Report every line of the listing below in which the string "shift" occurs.
- - -
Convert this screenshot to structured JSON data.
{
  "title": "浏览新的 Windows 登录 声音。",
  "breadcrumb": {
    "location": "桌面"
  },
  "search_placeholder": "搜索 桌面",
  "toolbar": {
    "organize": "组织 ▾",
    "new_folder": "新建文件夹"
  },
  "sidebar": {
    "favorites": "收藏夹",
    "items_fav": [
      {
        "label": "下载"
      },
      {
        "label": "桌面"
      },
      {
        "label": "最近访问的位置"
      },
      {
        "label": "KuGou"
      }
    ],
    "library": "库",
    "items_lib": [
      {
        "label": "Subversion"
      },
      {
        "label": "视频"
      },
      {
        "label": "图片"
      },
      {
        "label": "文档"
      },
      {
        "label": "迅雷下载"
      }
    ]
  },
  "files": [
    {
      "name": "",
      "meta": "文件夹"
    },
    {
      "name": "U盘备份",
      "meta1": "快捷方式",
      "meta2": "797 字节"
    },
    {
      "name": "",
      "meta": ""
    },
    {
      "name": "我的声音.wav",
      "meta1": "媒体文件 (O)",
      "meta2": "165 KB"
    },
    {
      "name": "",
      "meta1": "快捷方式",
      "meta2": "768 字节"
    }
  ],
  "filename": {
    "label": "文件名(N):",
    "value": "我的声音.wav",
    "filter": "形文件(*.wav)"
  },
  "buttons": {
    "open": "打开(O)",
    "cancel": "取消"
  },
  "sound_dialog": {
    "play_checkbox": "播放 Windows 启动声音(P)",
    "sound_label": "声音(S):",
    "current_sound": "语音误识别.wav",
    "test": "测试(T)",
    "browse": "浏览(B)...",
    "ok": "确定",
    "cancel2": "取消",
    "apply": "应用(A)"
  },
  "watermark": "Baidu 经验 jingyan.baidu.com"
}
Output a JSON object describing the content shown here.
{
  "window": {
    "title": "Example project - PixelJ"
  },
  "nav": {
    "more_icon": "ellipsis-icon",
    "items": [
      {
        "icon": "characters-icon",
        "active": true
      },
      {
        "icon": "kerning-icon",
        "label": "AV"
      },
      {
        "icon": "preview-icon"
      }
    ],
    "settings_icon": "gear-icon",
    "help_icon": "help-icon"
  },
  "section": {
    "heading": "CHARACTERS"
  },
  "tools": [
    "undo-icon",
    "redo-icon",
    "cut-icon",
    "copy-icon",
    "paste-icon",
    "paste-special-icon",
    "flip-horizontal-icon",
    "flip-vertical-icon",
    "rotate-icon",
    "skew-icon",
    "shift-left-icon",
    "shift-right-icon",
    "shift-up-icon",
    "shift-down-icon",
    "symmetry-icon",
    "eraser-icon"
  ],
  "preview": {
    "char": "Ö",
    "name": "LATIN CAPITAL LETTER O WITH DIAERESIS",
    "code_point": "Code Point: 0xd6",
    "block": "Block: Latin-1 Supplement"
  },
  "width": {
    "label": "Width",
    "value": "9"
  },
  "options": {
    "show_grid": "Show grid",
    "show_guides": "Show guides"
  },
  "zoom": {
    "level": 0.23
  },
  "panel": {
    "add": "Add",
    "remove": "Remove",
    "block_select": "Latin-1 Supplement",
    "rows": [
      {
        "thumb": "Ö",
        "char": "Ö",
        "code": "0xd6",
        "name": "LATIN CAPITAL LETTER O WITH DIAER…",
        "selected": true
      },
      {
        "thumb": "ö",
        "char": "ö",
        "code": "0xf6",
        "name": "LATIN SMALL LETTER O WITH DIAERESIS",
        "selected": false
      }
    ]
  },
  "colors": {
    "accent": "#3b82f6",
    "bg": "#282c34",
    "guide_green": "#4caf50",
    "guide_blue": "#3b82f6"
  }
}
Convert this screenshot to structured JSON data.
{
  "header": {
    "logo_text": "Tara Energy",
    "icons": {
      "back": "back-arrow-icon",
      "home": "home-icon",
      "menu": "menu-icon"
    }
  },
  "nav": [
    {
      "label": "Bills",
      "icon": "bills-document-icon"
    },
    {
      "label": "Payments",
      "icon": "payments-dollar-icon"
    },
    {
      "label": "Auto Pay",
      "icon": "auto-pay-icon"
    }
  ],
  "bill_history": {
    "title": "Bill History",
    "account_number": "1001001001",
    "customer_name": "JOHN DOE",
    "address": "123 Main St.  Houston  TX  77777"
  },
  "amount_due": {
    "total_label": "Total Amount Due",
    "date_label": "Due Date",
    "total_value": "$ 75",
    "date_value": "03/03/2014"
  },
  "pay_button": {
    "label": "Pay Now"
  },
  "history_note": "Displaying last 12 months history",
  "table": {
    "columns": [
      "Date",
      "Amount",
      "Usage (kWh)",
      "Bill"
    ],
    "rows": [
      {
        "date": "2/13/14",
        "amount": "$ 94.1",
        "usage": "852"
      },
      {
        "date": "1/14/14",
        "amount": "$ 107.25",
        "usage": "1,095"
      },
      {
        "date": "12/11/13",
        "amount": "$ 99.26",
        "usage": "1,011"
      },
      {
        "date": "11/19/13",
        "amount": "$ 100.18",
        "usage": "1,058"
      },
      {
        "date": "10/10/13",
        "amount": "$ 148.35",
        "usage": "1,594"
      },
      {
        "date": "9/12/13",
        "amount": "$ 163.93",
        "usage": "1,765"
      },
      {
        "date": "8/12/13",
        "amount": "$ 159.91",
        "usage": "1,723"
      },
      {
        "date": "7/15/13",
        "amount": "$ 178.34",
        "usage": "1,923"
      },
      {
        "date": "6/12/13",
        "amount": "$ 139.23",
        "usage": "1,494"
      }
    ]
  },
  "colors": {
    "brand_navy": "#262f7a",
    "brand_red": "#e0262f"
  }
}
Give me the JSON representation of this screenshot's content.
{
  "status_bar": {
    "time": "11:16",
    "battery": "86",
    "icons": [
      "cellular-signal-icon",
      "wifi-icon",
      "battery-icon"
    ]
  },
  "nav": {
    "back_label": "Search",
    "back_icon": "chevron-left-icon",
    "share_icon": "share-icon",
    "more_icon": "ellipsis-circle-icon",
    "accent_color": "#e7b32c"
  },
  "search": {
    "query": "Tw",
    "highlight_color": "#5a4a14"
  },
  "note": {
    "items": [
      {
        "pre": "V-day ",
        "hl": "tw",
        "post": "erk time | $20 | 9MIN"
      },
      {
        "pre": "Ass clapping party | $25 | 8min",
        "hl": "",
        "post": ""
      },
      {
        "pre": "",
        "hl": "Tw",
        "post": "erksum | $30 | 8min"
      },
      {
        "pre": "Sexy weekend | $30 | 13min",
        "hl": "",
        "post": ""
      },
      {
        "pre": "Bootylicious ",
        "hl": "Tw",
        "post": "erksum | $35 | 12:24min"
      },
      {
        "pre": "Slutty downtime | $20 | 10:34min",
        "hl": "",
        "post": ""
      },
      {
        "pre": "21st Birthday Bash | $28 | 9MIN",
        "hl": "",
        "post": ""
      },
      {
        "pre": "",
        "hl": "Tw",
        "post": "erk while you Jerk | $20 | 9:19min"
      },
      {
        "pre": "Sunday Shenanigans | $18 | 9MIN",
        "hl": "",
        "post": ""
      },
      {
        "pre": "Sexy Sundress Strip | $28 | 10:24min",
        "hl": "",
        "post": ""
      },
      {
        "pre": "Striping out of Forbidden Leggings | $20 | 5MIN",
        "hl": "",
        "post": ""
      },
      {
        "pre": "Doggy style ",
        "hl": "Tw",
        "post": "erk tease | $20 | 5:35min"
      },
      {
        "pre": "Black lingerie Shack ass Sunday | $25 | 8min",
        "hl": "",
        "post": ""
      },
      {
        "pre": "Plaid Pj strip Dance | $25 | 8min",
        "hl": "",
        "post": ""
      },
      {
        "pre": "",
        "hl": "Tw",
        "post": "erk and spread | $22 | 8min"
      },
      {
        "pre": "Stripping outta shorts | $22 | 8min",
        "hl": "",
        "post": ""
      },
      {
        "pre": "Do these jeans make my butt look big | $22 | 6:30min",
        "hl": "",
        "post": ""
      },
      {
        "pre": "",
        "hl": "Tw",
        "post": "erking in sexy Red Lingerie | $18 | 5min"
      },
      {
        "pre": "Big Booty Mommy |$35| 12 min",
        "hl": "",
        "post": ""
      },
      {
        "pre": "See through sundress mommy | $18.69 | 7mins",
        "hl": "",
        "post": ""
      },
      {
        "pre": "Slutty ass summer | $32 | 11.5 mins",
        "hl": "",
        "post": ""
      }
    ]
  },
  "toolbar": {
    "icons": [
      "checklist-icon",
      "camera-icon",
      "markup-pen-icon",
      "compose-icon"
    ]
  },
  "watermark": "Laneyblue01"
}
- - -
Problem solution:
    "shift-left-icon",
    "shift-right-icon",
    "shift-up-icon",
    "shift-down-icon",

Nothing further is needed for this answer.